### Aim of the exercise
Show every line below where "does" can be found.

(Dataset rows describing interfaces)
........

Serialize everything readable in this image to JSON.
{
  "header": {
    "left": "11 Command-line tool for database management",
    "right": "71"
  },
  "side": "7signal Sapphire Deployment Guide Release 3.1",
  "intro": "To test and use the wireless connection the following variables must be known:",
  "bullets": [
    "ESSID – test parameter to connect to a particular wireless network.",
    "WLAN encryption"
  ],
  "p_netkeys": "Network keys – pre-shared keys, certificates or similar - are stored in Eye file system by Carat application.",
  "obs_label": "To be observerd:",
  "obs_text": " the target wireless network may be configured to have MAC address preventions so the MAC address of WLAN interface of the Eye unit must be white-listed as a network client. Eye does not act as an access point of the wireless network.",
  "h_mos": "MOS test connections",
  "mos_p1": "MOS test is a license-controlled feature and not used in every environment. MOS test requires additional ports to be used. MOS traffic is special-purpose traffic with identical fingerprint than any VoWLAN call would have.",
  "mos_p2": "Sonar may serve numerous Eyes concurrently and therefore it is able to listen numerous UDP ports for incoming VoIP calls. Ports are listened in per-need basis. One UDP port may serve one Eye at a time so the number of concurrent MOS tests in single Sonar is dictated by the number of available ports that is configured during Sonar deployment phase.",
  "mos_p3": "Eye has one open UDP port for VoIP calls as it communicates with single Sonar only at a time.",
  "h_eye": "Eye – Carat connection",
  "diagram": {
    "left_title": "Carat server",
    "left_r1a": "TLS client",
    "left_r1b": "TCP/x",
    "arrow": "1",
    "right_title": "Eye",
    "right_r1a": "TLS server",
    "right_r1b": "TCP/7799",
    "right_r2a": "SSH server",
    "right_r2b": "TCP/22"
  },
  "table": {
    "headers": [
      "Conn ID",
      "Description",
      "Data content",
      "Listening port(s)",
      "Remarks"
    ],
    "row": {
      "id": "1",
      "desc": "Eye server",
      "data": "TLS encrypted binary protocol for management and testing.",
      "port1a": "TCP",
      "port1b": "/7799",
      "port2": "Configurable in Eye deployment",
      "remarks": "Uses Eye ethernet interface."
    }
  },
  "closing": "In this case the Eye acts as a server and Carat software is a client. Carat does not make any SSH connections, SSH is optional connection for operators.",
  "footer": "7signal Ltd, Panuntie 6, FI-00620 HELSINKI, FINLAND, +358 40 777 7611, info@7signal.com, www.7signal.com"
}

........

### Answer
  "obs_text": " the target wireless network may be configured to have MAC address preventions so the MAC address of WLAN interface of the Eye unit must be white-listed as a network client. Eye does not act as an access point of the wireless network.",
  "closing": "In this case the Eye acts as a server and Carat software is a client. Carat does not make any SSH connections, SSH is optional connection for operators.",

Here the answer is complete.